Peter Harvey, the manager of the F&C Sterling Corporate Bond Fund, spends plenty of time thinking about leveraged buy-outs.
He says one broker recently coined the phrase “LBO Idol”, an allusion to “Pop Idol”, the television show in which viewers vote for aspiring pop stars.
The broker said investors were casting their votes in the morning about which company would be the next to undergo a leveraged buy-out.
Bond prices tumbled recently at ISS, the Danish cleaning company, after two private equity groups launched a leveraged buy-out.
Prices also fell at other businesses as investors wondered who might be the next target.
Mr Harvey has pushed the fund underweight in consumer and industrial bonds because the companies lack covenants that might protect investors from any change of control, dispersal of assets or lack of disclosure.
“Don’t lend without covenants,” he says. “If the management is not ready to give that minimum commitment, keep your chequebook in your pocket.”

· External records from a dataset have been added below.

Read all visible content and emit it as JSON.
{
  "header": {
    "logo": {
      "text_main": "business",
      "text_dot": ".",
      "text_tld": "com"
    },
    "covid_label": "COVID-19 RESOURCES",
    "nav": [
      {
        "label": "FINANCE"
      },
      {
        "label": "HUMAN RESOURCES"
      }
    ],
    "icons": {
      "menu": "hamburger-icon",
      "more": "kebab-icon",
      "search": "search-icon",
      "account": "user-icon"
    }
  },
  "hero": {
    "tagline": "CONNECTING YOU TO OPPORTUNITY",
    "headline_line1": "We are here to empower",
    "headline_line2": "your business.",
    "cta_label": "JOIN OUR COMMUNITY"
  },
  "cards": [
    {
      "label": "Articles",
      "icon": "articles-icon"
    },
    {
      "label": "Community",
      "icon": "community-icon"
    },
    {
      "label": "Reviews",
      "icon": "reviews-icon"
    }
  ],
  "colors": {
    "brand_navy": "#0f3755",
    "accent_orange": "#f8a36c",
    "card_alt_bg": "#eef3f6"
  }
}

He is also cautious about investing in companies with exposure to consumers for wider economic reasons. In the UK, he is concerned about a slowdown related to the housing market, and in the US, he says: “They are up to their necks in debt.”

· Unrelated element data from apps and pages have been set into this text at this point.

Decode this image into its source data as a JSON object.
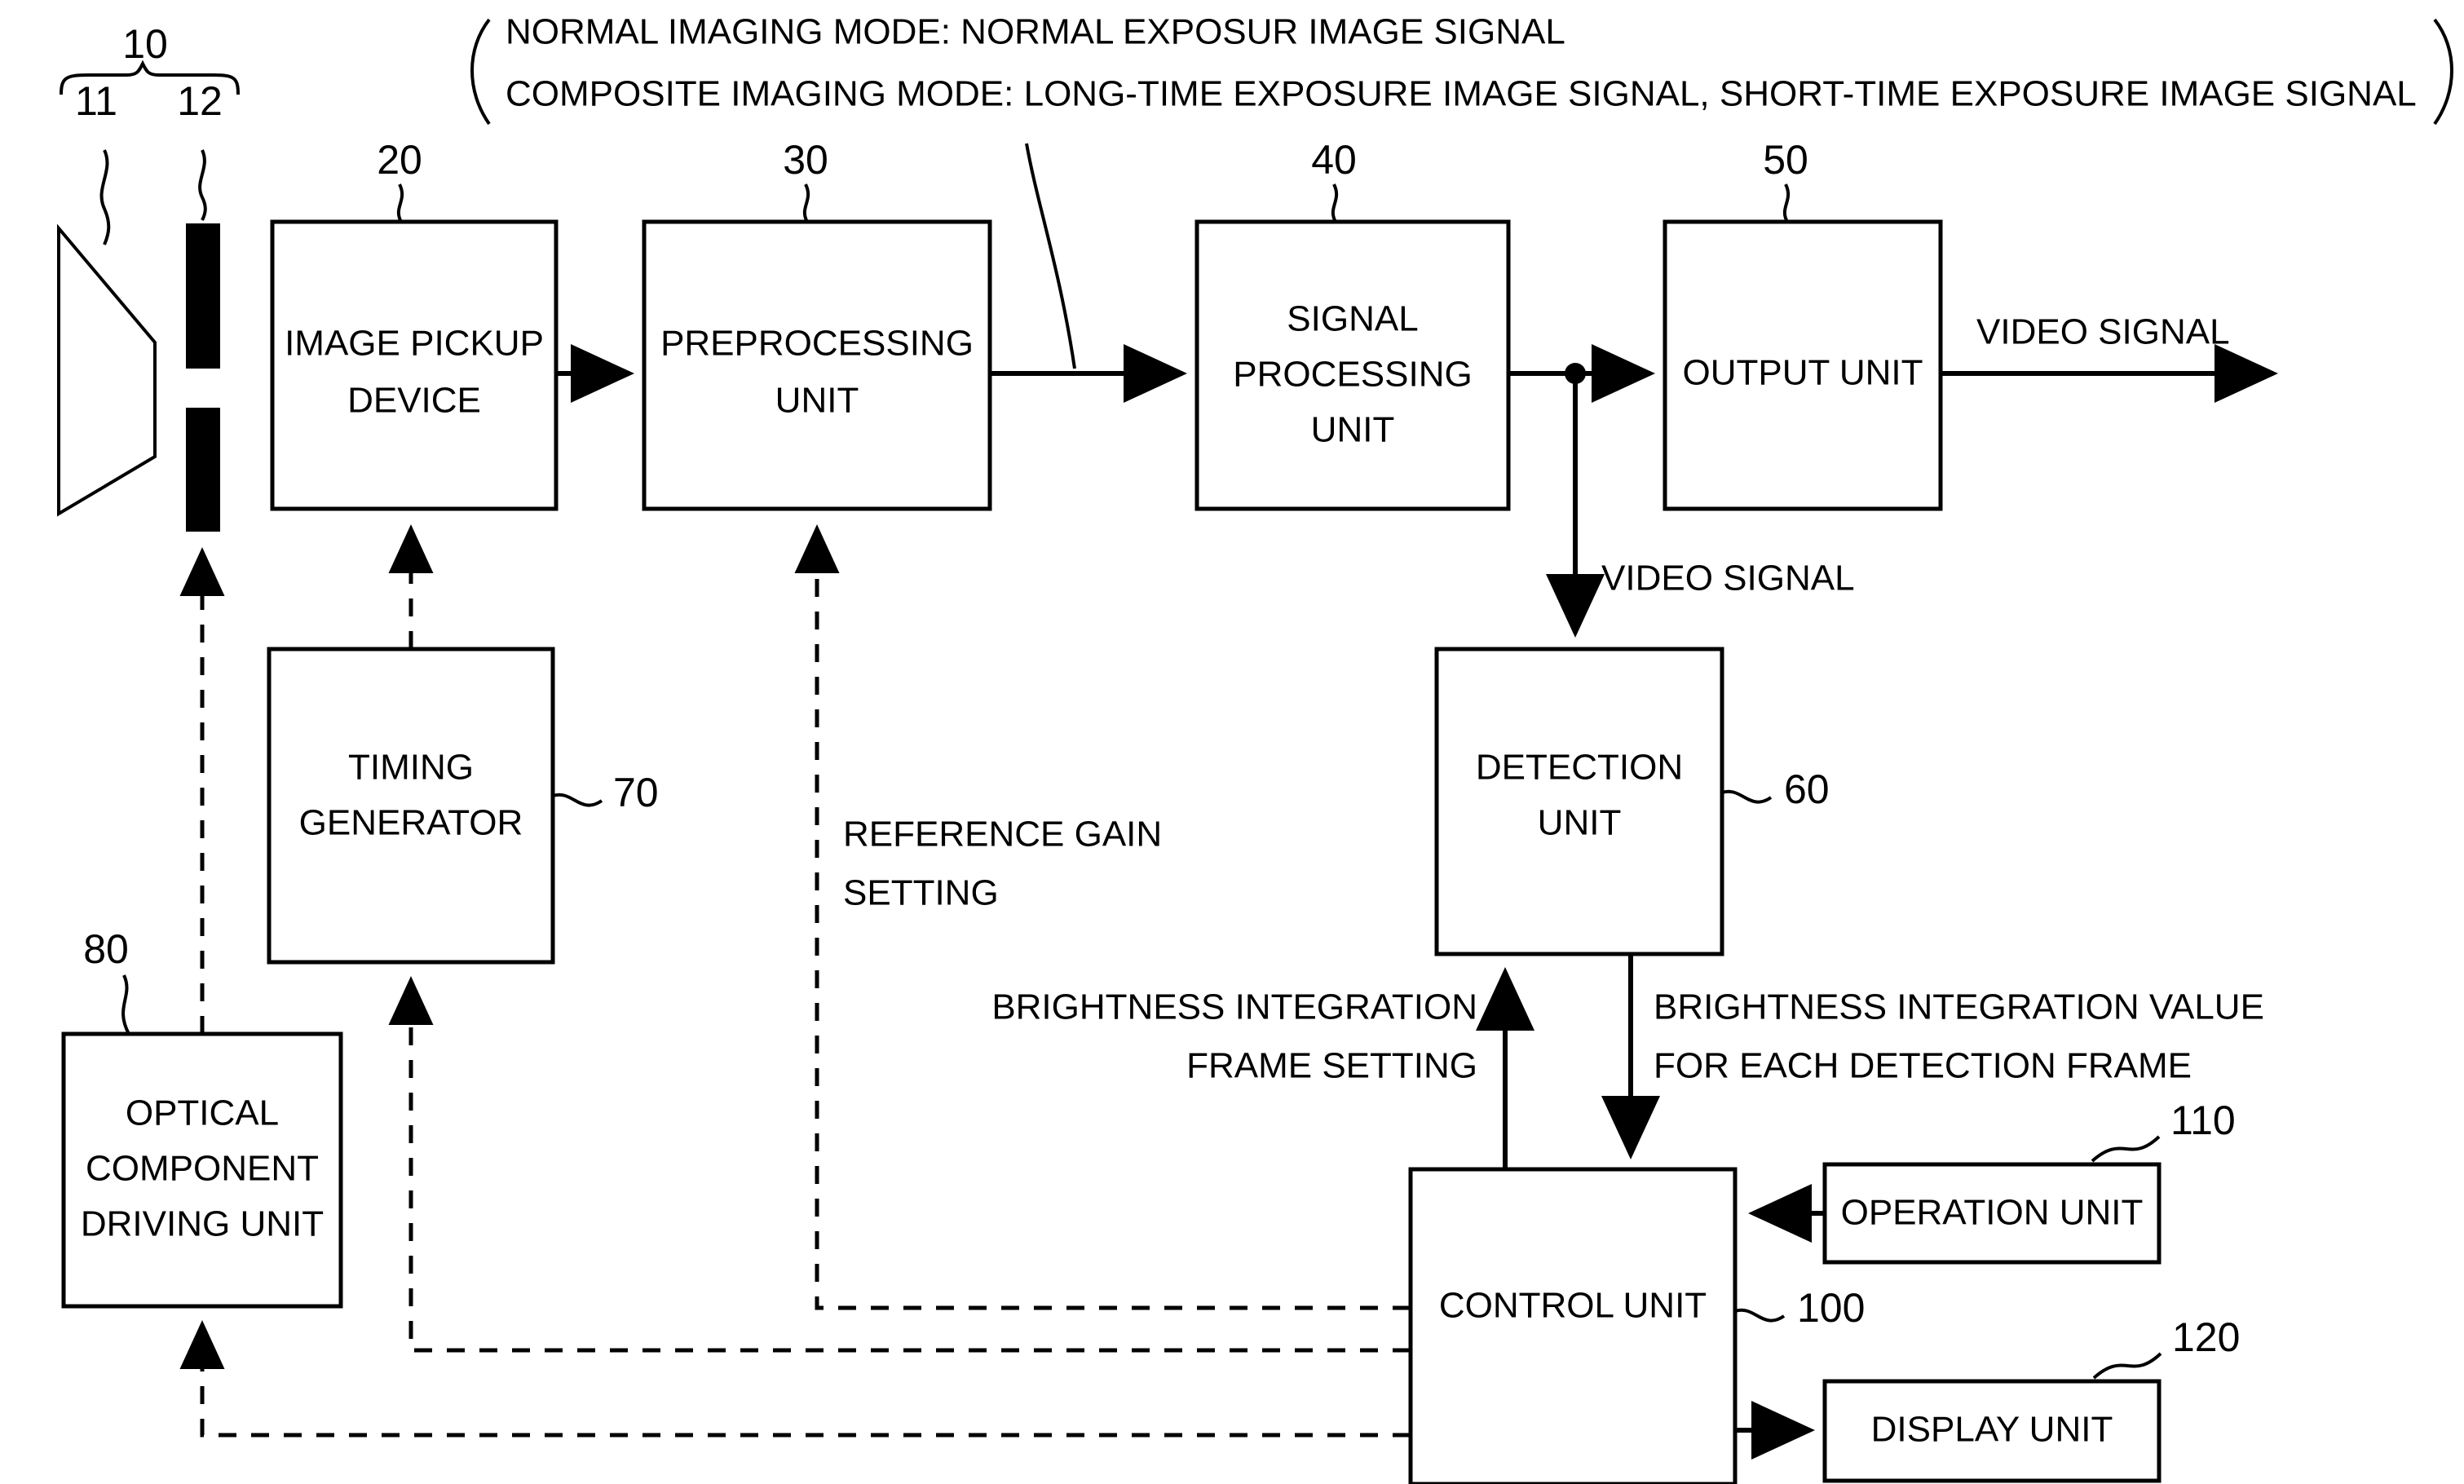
{
  "figure": {
    "type": "block-diagram",
    "title_annotation": {
      "line1": "NORMAL IMAGING MODE: NORMAL EXPOSUR IMAGE SIGNAL",
      "line2": "COMPOSITE IMAGING MODE: LONG-TIME EXPOSURE IMAGE SIGNAL, SHORT-TIME EXPOSURE IMAGE SIGNAL"
    },
    "blocks": [
      {
        "id": "image-pickup-device",
        "ref": "20",
        "line1": "IMAGE PICKUP",
        "line2": "DEVICE"
      },
      {
        "id": "preprocessing-unit",
        "ref": "30",
        "line1": "PREPROCESSING",
        "line2": "UNIT"
      },
      {
        "id": "signal-processing-unit",
        "ref": "40",
        "line1": "SIGNAL",
        "line2": "PROCESSING",
        "line3": "UNIT"
      },
      {
        "id": "output-unit",
        "ref": "50",
        "line1": "OUTPUT UNIT"
      },
      {
        "id": "detection-unit",
        "ref": "60",
        "line1": "DETECTION",
        "line2": "UNIT"
      },
      {
        "id": "timing-generator",
        "ref": "70",
        "line1": "TIMING",
        "line2": "GENERATOR"
      },
      {
        "id": "optical-component-driving-unit",
        "ref": "80",
        "line1": "OPTICAL",
        "line2": "COMPONENT",
        "line3": "DRIVING UNIT"
      },
      {
        "id": "control-unit",
        "ref": "100",
        "line1": "CONTROL UNIT"
      },
      {
        "id": "operation-unit",
        "ref": "110",
        "line1": "OPERATION UNIT"
      },
      {
        "id": "display-unit",
        "ref": "120",
        "line1": "DISPLAY UNIT"
      }
    ],
    "optics": {
      "group_ref": "10",
      "lens_ref": "11",
      "iris_ref": "12"
    },
    "signal_labels": {
      "video_signal_out": "VIDEO SIGNAL",
      "video_signal_detect": "VIDEO SIGNAL",
      "reference_gain_setting_l1": "REFERENCE GAIN",
      "reference_gain_setting_l2": "SETTING",
      "brightness_integration_frame_setting_l1": "BRIGHTNESS INTEGRATION",
      "brightness_integration_frame_setting_l2": "FRAME SETTING",
      "brightness_integration_value_l1": "BRIGHTNESS INTEGRATION VALUE",
      "brightness_integration_value_l2": "FOR EACH DETECTION FRAME"
    },
    "colors": {
      "ink": "#000000",
      "paper": "#ffffff"
    }
  }
}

Covenants and concerns about household debt have led Mr Harvey to invest 12.5 per cent of the fund in consumer and industrial companies, compared with 15 per cent in the Merrill Lynch Sterling Non-Gilts index, the benchmark.
He says institutional investors dominate the fund, which aims to beat the index, “and we would have to have an extremely strong view to go to zero [in a sector]”.
The fund is also overweight in asset-backed securities, where Mr Harvey values the covenants and tangible nature of the assets.
Despite the heavy institutional ownership, F&C has recently brought in a retail share class, enabling private investors to hold the fund.
This move was in the UK corporate bond sector, a rare area to take in cash during March, when net retail sales – inflows into funds minus outflows – dropped by more than 50 per cent compared with the same month last year.
Mr Harvey has invested 40 per cent of the fund in financials, compared with the benchmark 33 per cent, and points to value in parts of the insurance sector.
The F&C manager also says UK insurers have improved their capitalisation ratios – the amount of equity they hold against liabilities. Mr Harvey cites equity issues by Legal & General and Prudential.
The latter angered some shareholders with an unexpected rights issue, but the news was good for bondholders such as F&CSterling Corporate Bond Fund: “As a lender, there’s a greater margin for error.”
On the outlook, Mr Harvey does not believe there is a significant risk of a “blow-out” similar to those of 1999 and 2001 because economic conditions are “pretty benign”.
He points to US economic growth of 3.1 per cent in the first quarter.
BBB rated bonds – at the lower end of the investment grade category – with 10-year maturities yield about 1.3 per cent more than comparable government debt. He says it is not the right moment to go overweight in lower rated bonds, and has invested 13 per cent of the fund in BBB, half the weighting which he had two years ago. “We are playing a cautious bat,” he says.
He has invested 27 per cent of the fund in “quasi-governments” – largely supranational entities and quangos with government guarantees.
“You hold them as a defensive part of your fund when the water is choppy,” the manager says.
Total expense ratio for institutional share class: 0.41%
Sector average: 0.53%
(Source: Fitzrovia International)
For more fund reviews see www.ft.com/fundfocus